Evolution of the highly networked deubiquitinating enzymes USP4, USP15, and USP11

Title: Evolution of the highly networked deubiquitinating enzymes USP4, USP15, and USP11
Authors: Vlasschaert, Caitlyn
Xia, Xuhua
Coulombe, Josée
Gray, Douglas A
Date: 2015-10-26

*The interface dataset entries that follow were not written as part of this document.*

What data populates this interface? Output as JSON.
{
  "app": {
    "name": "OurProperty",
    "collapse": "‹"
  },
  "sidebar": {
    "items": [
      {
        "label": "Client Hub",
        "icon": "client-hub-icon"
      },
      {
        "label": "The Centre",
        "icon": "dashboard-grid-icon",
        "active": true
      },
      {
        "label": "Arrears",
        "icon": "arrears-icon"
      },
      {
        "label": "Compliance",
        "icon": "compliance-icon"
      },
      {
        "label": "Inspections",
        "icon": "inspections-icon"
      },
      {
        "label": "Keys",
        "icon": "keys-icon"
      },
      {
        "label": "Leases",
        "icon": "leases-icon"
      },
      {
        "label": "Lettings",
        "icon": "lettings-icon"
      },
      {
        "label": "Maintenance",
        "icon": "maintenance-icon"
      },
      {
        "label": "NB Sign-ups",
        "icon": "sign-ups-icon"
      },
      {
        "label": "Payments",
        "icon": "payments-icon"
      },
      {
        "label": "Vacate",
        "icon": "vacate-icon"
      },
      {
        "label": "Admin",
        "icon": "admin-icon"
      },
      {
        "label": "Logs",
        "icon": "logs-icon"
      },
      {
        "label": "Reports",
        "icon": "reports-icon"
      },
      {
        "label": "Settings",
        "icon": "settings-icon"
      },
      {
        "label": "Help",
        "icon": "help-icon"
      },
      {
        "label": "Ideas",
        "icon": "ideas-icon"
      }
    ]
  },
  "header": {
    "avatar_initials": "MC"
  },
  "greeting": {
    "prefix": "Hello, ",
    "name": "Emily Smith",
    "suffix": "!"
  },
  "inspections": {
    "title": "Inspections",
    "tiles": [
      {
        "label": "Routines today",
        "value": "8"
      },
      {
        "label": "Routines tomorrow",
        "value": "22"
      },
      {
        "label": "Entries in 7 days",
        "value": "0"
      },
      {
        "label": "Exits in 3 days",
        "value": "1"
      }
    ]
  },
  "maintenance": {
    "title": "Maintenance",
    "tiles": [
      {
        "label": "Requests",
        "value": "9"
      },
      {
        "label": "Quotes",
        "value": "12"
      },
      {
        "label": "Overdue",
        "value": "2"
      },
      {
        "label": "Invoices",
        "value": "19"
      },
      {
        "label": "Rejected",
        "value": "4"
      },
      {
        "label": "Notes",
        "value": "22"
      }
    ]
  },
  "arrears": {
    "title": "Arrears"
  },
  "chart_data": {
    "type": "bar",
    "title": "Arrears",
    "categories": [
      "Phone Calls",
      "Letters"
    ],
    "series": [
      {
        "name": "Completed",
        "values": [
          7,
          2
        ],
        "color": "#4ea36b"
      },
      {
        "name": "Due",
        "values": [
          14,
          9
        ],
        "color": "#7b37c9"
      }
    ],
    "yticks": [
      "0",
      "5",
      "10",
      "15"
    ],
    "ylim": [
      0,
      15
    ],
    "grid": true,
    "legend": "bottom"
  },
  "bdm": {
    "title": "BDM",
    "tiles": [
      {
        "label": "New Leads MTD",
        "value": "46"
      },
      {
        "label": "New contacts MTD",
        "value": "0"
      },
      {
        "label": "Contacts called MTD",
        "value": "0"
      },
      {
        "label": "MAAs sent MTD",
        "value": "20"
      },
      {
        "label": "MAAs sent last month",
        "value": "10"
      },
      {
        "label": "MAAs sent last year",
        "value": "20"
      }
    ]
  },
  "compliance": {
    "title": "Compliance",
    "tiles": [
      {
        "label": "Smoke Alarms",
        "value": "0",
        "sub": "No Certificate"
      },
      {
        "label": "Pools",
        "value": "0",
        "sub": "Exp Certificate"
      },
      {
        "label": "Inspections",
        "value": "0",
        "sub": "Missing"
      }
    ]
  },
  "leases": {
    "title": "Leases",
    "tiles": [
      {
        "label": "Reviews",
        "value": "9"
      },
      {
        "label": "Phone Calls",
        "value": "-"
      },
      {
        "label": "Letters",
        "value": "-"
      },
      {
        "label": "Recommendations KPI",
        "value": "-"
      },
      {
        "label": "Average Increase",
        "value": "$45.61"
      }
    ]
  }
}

Abstract: Abstract Background USP4, USP15 and USP11 are paralogous deubiquitinating enzymes as evidenced by structural organization and sequence similarity. Based on known interactions and substrates it would appear that they have partially redundant roles in pathways vital to cell proliferation, development and innate immunity, and elevated expression of all three has been reported in various human malignancies. The nature and order of duplication events that gave rise to these extant genes has not been determined, nor has their functional redundancy been established experimentally at the organismal level. Methods We have employed phylogenetic and syntenic reconstruction methods to determine the chronology of the duplication events that generated the three paralogs and have performed genetic crosses to evaluate redundancy in mice. Results Our analyses indicate that USP4 and USP15 arose from whole genome duplication prior to the emergence of jawed vertebrates. Despite having lower sequence identity USP11 was generated later in vertebrate evolution by small-scale duplication of the USP4-encoding region. While USP11 was subsequently lost in many vertebrate species, all available genomes retain a functional copy of either USP4 or USP15, and through genetic crosses of mice with inactivating mutations we have confirmed that viability is contingent on a functional copy of USP4 or USP15. Loss of ubiquitin-exchange regulation, constitutive skipping of the seventh exon and neural-specific expression patterns are derived states of USP11. Post-translational modification sites differ between USP4, USP15 and USP11 throughout evolution. Conclusions In isolation sequence alignments can generate erroneous USP gene phylogenies. Through a combination of methodologies the gene duplication events that gave rise to USP4, USP15, and USP11 have been established. Although it operates in the same molecular pathways as the other USPs, the rapid divergence of the more recently generated USP11 enzyme precludes its functional interchangeability with USP4 and USP15. Given their multiplicity of substrates the emergence (and in some cases subsequent loss) of these USP paralogs would be expected to alter the dynamics of the networks in which they are embedded.
URL: http://dx.doi.org/10.1186/s12862-015-0511-1
CollectionLibre accès - Publications // Open Access - Publications